**WHAT TO PRODUCE**.
What is needed is an exact copy of every record below.

**PROVIDED INFORMATION**.
■ ■ ■

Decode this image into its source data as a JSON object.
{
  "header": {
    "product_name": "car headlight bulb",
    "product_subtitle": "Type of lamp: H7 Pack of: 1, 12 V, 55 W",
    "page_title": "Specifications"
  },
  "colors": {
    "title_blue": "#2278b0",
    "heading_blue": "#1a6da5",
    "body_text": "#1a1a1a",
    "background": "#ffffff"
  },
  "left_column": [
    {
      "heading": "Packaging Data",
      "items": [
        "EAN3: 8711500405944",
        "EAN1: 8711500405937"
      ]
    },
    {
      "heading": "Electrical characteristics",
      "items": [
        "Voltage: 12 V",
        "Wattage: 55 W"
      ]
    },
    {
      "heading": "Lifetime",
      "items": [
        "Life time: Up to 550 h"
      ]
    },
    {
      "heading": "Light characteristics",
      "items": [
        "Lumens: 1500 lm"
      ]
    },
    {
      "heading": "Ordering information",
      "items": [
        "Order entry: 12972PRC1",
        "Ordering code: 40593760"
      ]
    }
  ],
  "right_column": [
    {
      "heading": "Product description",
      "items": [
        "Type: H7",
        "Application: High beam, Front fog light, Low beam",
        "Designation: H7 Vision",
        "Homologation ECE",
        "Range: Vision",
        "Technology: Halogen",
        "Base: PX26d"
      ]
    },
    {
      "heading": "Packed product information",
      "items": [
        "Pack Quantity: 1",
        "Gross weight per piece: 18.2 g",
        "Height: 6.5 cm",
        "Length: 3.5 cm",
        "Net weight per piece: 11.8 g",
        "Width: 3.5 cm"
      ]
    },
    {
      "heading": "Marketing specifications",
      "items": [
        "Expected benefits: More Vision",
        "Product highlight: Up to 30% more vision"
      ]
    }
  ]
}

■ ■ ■

**ANSWER SPACE**.
Decode this image into its source data as a JSON object.
{
  "header": {
    "product_name": "car headlight bulb",
    "product_subtitle": "Type of lamp: H7 Pack of: 1, 12 V, 55 W",
    "page_title": "Specifications"
  },
  "colors": {
    "title_blue": "#2278b0",
    "heading_blue": "#1a6da5",
    "body_text": "#1a1a1a",
    "background": "#ffffff"
  },
  "left_column": [
    {
      "heading": "Packaging Data",
      "items": [
        "EAN3: 8711500405944",
        "EAN1: 8711500405937"
      ]
    },
    {
      "heading": "Electrical characteristics",
      "items": [
        "Voltage: 12 V",
        "Wattage: 55 W"
      ]
    },
    {
      "heading": "Lifetime",
      "items": [
        "Life time: Up to 550 h"
      ]
    },
    {
      "heading": "Light characteristics",
      "items": [
        "Lumens: 1500 lm"
      ]
    },
    {
      "heading": "Ordering information",
      "items": [
        "Order entry: 12972PRC1",
        "Ordering code: 40593760"
      ]
    }
  ],
  "right_column": [
    {
      "heading": "Product description",
      "items": [
        "Type: H7",
        "Application: High beam, Front fog light, Low beam",
        "Designation: H7 Vision",
        "Homologation ECE",
        "Range: Vision",
        "Technology: Halogen",
        "Base: PX26d"
      ]
    },
    {
      "heading": "Packed product information",
      "items": [
        "Pack Quantity: 1",
        "Gross weight per piece: 18.2 g",
        "Height: 6.5 cm",
        "Length: 3.5 cm",
        "Net weight per piece: 11.8 g",
        "Width: 3.5 cm"
      ]
    },
    {
      "heading": "Marketing specifications",
      "items": [
        "Expected benefits: More Vision",
        "Product highlight: Up to 30% more vision"
      ]
    }
  ]
}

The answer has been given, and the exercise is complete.